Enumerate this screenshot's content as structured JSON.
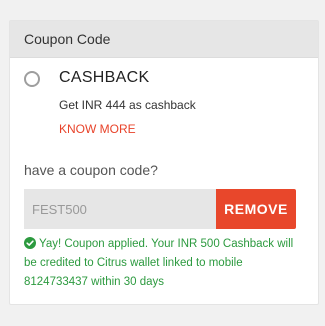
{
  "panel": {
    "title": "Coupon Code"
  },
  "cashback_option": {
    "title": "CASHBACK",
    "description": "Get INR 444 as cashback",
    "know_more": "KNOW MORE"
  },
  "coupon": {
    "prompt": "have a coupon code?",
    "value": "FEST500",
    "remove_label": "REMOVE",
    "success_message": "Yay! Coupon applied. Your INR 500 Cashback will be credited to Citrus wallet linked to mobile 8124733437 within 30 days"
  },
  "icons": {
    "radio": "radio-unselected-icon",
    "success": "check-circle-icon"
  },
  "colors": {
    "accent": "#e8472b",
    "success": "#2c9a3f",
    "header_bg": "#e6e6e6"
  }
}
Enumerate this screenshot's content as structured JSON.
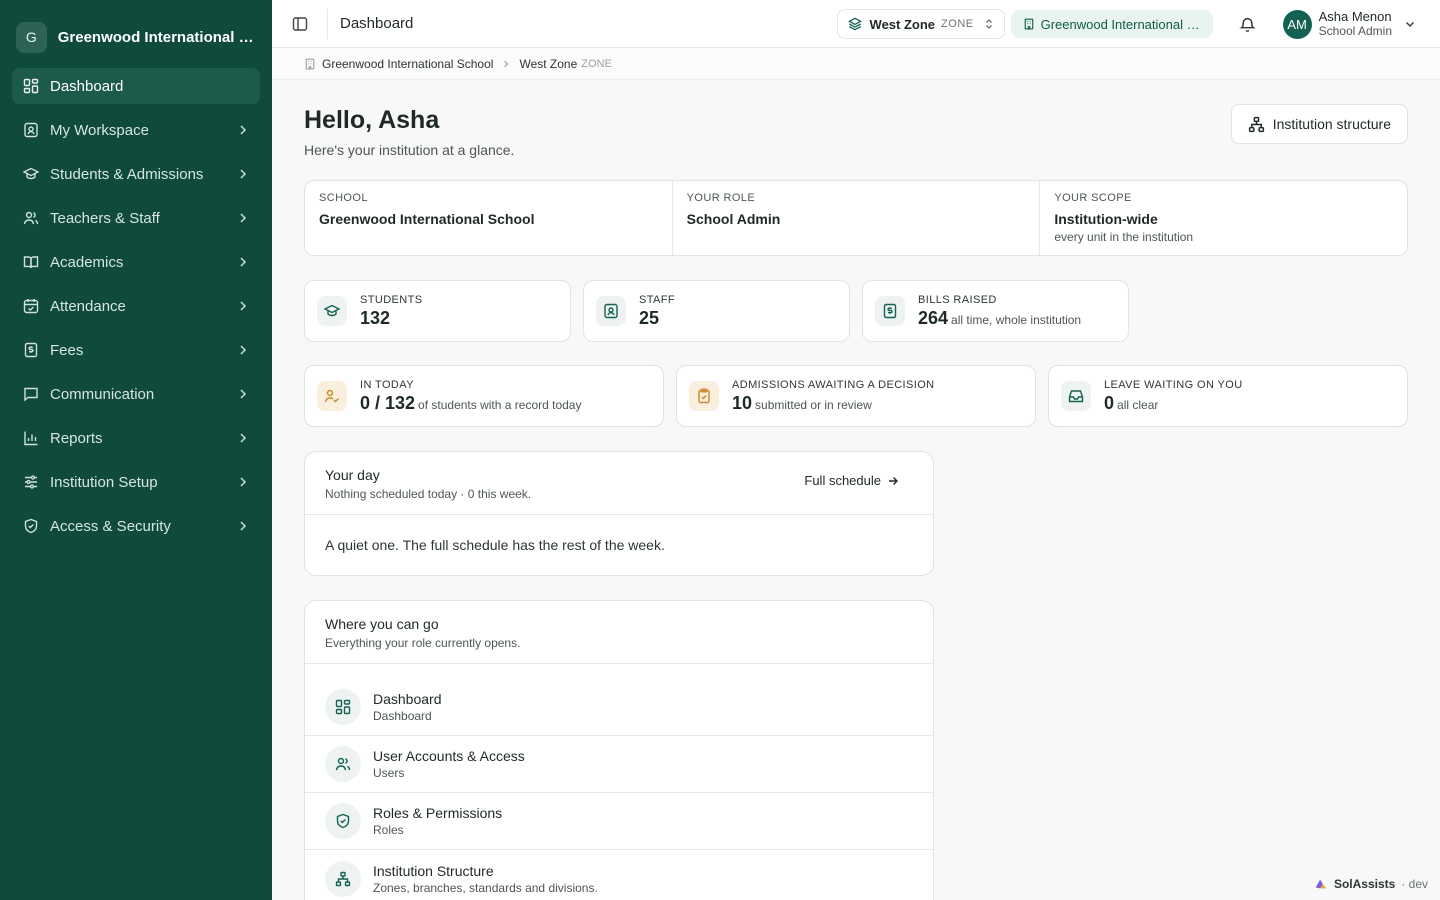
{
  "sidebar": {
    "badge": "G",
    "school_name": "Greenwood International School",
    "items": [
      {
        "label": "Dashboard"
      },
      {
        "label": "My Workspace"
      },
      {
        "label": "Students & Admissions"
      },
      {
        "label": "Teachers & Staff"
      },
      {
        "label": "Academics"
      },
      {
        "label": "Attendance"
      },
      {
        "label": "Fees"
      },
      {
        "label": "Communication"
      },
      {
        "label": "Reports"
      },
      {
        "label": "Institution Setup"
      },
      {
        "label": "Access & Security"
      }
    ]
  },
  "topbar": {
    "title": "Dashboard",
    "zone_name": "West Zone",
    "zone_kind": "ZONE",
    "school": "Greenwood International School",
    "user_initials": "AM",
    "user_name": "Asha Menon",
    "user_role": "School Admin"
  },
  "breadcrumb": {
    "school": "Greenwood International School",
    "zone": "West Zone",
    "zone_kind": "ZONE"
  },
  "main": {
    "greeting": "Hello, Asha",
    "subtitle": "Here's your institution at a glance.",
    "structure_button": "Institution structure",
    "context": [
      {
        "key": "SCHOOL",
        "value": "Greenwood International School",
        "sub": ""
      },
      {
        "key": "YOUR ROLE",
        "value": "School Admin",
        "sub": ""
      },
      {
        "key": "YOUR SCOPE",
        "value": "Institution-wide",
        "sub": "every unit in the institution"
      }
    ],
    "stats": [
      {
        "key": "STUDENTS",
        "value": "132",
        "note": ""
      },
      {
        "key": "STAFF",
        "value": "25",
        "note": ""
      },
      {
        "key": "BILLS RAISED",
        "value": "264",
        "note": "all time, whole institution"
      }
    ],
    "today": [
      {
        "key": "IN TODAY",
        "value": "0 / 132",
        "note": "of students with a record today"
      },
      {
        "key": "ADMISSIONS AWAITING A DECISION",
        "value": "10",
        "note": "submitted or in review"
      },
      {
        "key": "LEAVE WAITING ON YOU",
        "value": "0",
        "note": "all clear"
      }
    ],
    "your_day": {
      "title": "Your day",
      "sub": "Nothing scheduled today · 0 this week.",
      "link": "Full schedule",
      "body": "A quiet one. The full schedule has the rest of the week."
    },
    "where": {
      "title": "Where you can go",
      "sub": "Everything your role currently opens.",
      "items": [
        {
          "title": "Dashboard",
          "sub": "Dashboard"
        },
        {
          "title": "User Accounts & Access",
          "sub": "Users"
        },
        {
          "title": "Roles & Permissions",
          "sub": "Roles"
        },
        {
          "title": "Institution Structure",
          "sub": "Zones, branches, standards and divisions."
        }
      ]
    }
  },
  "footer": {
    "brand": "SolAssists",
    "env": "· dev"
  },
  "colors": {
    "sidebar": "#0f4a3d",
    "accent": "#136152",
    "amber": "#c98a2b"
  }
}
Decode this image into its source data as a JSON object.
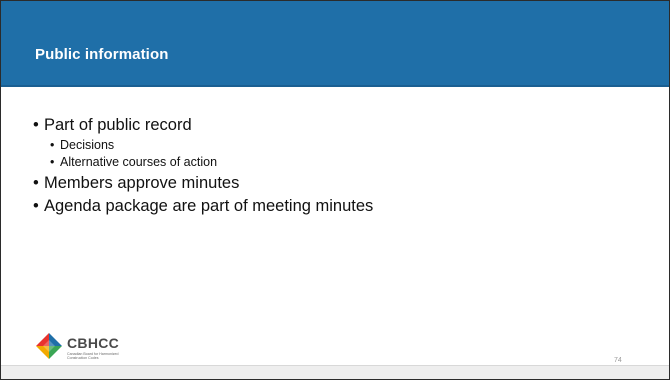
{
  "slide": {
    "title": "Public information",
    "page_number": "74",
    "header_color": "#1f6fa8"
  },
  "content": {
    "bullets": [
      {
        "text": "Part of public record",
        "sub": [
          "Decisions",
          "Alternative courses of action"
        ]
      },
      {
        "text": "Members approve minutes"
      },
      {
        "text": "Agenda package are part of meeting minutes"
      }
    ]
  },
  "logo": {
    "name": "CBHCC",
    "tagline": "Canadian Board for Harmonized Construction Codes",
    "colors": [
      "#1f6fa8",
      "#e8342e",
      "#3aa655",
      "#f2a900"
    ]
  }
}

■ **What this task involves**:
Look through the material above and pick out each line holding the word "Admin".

■ **Answer box**:
    "user_role": "School Admin"
        "value": "School Admin",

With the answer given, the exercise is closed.